funeral home, built in 1907, at the western entrance to the cemetery. An operating Evangelical Baptist church, built in 1911, is located at the opposite, eastern, entrance.]] Vvedenskoye Cemetery or German Cemetery (Russian: Введенское (Немецкое) кладбище) is a historical cemetery in the Lefortovo District of Moscow in Russia.
Until 1918 it was a main burial ground for Catholic and Protestant communities of the city, principally the Germans from Russia. After 1918 the cemetery was secularized and accepted the dead of all confessions, including the Orthodox clergy. Throughout its history it has also been extensively used as a military cemetery. It is located on a 20 hectare lot between Gospitalny Val Street and Nalichnaya Street at .
Between late 1771 and 1772, Catherine the Great, empress of the Russian Empire, issued an edict which decreed that, from that point on, any person who died (regardless of their social standing or class origins), no longer had the right to be buried within church crypts or adjacent churchyards. New cemeteries had to be built across the entire Russian empire and from then on they all had to be located outside city limits.
One of the main motivations behind these measues was overcrowding in church crypts and graveyards. However the true deciding factor which lead to the new laws being enforced on such a mass scale across the entire Russian empire was to avoid further outbreaks of highly contagious diseases, especially the black plague which had led to the Plague Riot in Moscow in 1771.
When the Vvedenskoye cemetery was established in the early 1770s, an older, 16th century German cemetery was incorporated into it. This older cemetery was located near German Quarter (on the opposite bank of Yauza River), which had traditionally served the Lutheran community and other western Christian denominations. In addition to German community, the cemetery tended to substantial English, Polish and Italian populations.
Unusual for Russian cemeteries, some graves, notably of Polish gentry, were set up as standalone crypts with walk-in chapels; these are now in dilapidated state. Most graves, however, are plain headstones or crosses; traditional Russian sarcophagus-styled tombs of this period are rare and usually belong to Orthodox dead, originally buried elsewhere and relocated to Vvedenskoe later.
Due to proximity of Lefortovo, Preobrazhenskoe and Semyonovskoe military facilities, Vvedenskoe also became a common site for burying deceased military - Russian servicemen as well as foreign prisoners of war.

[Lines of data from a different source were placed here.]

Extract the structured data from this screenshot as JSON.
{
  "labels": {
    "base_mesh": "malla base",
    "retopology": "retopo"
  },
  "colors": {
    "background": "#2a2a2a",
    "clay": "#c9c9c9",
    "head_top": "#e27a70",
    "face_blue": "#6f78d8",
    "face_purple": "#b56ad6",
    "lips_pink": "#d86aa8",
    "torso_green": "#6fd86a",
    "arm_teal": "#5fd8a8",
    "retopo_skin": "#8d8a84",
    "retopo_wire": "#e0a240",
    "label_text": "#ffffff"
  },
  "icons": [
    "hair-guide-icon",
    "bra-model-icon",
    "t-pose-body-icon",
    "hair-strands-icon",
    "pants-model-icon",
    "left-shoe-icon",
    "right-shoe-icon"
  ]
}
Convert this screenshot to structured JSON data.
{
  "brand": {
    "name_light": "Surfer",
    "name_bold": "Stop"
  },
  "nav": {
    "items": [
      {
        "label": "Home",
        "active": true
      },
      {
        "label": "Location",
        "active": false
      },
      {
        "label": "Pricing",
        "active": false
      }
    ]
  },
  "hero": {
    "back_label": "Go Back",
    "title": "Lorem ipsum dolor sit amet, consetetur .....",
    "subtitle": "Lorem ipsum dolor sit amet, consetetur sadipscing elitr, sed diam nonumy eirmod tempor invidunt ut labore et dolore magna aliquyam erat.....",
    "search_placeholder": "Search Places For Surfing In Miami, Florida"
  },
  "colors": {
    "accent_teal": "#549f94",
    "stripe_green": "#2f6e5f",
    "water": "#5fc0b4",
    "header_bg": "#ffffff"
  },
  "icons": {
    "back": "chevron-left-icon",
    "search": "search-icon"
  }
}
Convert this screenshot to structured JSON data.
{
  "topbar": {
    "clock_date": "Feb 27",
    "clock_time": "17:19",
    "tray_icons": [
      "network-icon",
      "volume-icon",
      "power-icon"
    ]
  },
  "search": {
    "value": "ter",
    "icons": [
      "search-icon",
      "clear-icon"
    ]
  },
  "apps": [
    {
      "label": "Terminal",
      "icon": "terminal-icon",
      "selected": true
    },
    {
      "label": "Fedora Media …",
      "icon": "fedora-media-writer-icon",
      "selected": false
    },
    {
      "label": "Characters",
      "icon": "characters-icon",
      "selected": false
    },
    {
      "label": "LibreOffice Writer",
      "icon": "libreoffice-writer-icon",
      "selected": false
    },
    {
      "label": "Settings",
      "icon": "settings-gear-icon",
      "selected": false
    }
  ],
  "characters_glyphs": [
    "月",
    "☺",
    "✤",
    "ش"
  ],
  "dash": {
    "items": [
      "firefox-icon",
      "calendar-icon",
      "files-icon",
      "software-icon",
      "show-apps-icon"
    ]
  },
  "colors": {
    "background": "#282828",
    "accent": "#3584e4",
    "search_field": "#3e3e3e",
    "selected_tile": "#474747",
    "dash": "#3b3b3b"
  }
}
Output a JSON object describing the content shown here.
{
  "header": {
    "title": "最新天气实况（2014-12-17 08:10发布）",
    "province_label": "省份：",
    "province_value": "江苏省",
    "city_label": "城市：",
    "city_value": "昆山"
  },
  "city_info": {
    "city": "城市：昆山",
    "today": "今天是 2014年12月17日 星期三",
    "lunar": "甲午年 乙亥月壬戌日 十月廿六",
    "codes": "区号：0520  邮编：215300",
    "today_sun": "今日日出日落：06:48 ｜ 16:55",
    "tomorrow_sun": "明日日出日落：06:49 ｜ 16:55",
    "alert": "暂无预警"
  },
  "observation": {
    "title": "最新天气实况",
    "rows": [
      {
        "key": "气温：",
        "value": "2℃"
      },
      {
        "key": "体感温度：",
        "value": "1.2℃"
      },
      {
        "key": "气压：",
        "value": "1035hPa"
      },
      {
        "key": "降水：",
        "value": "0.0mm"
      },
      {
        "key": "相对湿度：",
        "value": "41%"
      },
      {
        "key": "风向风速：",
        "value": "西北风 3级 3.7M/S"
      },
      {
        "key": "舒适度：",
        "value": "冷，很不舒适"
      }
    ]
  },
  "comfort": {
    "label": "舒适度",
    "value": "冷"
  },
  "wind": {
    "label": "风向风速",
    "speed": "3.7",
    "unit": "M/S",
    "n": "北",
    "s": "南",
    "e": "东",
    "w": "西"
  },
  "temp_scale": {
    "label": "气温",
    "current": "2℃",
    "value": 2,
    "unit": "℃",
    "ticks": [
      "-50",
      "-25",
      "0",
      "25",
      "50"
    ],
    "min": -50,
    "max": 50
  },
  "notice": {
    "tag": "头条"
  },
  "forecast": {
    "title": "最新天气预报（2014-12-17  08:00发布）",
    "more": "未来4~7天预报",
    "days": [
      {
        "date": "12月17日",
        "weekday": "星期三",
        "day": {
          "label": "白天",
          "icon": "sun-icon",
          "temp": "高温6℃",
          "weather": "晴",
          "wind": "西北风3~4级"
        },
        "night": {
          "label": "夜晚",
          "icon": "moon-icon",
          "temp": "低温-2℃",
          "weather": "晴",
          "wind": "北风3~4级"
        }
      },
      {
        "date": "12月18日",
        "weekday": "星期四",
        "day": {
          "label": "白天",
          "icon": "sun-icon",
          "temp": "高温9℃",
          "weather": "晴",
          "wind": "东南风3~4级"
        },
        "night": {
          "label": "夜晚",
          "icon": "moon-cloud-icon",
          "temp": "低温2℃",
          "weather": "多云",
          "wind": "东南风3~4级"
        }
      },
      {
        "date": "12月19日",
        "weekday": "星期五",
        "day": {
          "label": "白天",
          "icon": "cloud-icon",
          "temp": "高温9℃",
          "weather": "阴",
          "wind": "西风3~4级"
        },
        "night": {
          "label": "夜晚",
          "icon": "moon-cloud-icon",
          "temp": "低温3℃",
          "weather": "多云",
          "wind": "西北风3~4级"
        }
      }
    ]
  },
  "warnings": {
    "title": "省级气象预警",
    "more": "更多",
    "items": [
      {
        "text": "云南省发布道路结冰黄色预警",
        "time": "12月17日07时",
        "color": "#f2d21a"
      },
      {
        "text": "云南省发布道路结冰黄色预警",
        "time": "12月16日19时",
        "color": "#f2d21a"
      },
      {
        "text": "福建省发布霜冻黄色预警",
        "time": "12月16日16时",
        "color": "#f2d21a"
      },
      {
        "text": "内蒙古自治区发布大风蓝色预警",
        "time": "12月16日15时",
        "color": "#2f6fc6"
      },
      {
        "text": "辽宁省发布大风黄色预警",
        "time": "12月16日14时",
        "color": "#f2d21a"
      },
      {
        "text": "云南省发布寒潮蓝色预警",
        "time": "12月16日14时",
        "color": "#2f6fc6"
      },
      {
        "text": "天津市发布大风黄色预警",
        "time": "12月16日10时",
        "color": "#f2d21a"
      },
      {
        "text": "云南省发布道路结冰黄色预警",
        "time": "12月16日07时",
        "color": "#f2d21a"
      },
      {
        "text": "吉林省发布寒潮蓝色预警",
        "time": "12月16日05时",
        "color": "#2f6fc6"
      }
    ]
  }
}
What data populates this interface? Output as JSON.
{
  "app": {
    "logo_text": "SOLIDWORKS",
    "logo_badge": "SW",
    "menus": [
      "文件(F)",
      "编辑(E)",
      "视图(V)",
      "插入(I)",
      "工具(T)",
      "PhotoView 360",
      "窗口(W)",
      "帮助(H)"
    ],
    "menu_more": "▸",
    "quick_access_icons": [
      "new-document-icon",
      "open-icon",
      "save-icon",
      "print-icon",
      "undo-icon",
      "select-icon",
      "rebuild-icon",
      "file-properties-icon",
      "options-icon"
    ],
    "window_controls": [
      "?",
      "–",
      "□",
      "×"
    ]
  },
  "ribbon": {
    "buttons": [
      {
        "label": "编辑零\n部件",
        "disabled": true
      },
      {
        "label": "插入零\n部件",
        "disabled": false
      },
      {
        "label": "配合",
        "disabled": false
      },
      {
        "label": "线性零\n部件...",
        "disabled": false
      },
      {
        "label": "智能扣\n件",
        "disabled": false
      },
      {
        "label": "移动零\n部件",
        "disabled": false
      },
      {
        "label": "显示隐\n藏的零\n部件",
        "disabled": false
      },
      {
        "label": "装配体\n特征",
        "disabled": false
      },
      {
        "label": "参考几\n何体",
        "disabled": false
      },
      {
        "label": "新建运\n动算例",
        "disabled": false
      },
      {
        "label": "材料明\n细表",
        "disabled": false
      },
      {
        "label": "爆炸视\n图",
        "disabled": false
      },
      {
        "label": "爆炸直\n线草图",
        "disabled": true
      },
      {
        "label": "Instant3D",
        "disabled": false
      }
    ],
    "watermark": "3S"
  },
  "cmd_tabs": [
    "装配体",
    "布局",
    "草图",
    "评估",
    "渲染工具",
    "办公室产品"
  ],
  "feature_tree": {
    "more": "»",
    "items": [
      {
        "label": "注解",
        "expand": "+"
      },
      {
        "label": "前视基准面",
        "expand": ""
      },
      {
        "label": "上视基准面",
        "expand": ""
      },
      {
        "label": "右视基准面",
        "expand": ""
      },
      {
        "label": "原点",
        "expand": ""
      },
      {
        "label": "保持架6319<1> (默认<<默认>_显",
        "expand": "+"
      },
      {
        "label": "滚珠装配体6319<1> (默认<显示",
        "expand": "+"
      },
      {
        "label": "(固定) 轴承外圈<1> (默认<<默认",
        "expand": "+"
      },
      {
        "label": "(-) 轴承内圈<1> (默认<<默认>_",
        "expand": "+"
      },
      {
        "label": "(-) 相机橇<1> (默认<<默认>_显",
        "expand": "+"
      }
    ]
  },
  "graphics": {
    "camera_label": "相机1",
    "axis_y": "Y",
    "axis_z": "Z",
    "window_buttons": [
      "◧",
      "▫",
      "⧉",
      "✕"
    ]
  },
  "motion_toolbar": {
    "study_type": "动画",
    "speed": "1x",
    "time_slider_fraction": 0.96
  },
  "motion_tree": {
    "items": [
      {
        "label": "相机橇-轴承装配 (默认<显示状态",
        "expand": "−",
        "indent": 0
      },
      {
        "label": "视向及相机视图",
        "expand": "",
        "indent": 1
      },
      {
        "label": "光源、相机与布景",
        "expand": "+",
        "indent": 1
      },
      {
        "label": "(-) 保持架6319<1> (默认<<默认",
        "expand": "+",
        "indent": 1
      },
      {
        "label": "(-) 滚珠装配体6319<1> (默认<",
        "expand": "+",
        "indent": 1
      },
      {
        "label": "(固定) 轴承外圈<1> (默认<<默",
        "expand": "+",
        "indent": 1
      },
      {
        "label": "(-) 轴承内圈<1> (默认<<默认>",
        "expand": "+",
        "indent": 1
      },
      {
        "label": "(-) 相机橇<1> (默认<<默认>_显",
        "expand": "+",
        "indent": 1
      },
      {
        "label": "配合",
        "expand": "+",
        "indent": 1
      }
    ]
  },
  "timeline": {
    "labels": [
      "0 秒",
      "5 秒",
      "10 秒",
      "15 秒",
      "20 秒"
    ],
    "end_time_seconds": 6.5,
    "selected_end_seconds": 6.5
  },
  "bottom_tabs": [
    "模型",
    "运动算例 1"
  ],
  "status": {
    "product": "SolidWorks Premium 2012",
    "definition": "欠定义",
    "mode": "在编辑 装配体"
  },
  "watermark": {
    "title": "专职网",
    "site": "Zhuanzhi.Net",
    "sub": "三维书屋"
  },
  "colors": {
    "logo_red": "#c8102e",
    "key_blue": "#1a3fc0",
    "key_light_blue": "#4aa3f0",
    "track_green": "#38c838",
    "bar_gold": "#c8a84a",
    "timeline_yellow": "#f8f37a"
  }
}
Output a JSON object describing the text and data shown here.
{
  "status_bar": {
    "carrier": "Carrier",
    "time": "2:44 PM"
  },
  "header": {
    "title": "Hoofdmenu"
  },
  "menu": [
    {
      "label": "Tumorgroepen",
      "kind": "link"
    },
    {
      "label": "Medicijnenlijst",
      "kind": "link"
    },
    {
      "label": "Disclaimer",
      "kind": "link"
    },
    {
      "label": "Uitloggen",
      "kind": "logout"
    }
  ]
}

In 1889 the French government erected a memorial obelisk at the mass grave of soldiers of Grand Armee soldiers who died during the French invasion of Russia in 1812-1814. In 1914-1918 the cemetery also tended to the German and Austrian prisoners of First World War.
In the 19th century, the remains of Peter the Great general's Franz Lefort and Patrick Gordon, both who died in 1699, were exhumed and transferred to Vvedenskoye. Also buried at Vvedenskoye is the general-major Karl Staal, who was commander of Astrakhan cuirassier regiment in the 1813-1814 War of the Sixth Coalition against Napoleon. One of the most unusual tombs, of railroad engineer and educator Christian Meyen, is assembled of rail car wheels and steam engine parts and crowned with a 5-meter wrought iron cross.
servicemen on a lot adjacent to the French of 1812 obelisk]] Upon secularization in 1918, new non-denominational graves gradually took over the older, untended, grave sites. As a result, today the historical graves are scattered among the majority of post-1918 graves.
During World War II, many soldiers who died in the nearby Lefortovo hospitals were buried here including 50 Heroes of Soviet Union among which was Stepan Kretov (1919-1975), and the deceased French pilots from the Normandie-Niemen regiment. The latter's remains were relocated to France in the 1950s, however one tomb of Unknown French Pilot, killed in action in July 1943, is still preserved.
The cemetery still allows burials; some historical family lots continue to date since early 19th century (some under original surnames, some under different ones when changed through marriage). In some instances, like the Pikersgills descending from Englishman John Pickersgill of Howgrave in Yorkshire (1765-1841), original lots were too small to accommodate future generations, and were eventually re-established on different sites.
There is also a cenotaph to Iona Yakir (1896–1937).